### WHAT THE TASK ASKS
For the word "remove", give the number of lines in these entries that contain it, with nothing else.

### THE RECORDS
__________________________________________________
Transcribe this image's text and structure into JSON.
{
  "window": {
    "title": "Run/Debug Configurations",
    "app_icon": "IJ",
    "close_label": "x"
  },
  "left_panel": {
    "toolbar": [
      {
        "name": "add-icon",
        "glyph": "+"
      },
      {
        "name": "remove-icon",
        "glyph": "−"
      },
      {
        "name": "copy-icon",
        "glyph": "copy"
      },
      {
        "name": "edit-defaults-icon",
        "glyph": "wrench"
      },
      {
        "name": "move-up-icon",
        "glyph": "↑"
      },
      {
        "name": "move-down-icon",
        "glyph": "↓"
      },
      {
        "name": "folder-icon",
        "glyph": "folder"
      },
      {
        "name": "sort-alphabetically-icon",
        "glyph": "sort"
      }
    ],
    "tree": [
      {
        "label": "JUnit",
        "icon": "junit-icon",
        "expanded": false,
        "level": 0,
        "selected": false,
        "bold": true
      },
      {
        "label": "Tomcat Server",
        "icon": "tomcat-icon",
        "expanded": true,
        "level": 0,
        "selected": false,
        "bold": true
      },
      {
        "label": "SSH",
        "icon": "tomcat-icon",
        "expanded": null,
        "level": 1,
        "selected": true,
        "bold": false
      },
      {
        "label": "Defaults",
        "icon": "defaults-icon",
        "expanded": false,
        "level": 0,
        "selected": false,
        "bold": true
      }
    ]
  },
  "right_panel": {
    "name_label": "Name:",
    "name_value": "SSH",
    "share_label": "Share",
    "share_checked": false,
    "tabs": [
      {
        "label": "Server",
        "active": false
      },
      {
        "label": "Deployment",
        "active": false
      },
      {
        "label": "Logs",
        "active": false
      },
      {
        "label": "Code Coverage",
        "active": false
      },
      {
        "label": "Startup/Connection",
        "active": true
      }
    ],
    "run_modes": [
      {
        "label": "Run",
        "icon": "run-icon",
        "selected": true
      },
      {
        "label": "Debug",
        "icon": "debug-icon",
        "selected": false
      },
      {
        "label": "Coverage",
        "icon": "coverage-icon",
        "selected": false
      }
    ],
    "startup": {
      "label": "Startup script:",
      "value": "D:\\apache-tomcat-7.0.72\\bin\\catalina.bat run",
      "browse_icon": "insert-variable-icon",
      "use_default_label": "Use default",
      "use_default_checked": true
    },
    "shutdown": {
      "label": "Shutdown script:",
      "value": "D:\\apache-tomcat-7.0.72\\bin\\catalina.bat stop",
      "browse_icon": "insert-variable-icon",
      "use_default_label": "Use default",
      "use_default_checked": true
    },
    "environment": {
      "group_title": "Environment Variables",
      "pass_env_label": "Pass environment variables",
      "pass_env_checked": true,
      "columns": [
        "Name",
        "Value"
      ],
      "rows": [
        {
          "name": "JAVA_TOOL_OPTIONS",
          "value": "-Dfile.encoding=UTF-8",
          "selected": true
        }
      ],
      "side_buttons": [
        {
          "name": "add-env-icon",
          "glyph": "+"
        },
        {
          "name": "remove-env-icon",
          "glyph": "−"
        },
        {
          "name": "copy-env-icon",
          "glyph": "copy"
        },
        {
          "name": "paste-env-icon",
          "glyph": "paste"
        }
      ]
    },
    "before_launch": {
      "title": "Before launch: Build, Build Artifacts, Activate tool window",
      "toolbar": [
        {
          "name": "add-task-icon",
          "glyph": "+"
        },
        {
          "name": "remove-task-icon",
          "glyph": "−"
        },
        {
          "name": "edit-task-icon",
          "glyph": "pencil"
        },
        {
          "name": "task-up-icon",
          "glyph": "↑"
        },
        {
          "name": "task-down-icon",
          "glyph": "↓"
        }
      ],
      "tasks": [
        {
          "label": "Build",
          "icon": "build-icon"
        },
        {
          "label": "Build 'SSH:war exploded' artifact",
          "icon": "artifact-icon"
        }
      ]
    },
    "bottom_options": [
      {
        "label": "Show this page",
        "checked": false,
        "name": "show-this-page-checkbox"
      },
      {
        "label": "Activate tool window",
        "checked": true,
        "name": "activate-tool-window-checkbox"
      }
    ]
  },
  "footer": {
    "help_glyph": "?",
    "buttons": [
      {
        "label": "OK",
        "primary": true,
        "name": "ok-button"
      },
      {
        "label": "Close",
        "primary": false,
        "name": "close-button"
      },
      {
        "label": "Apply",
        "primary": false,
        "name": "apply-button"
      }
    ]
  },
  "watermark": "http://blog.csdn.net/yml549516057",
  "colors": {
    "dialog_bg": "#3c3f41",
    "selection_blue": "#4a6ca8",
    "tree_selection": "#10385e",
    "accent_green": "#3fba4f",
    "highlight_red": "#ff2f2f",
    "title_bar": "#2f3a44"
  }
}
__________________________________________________
### RESULT OF THE TASK
3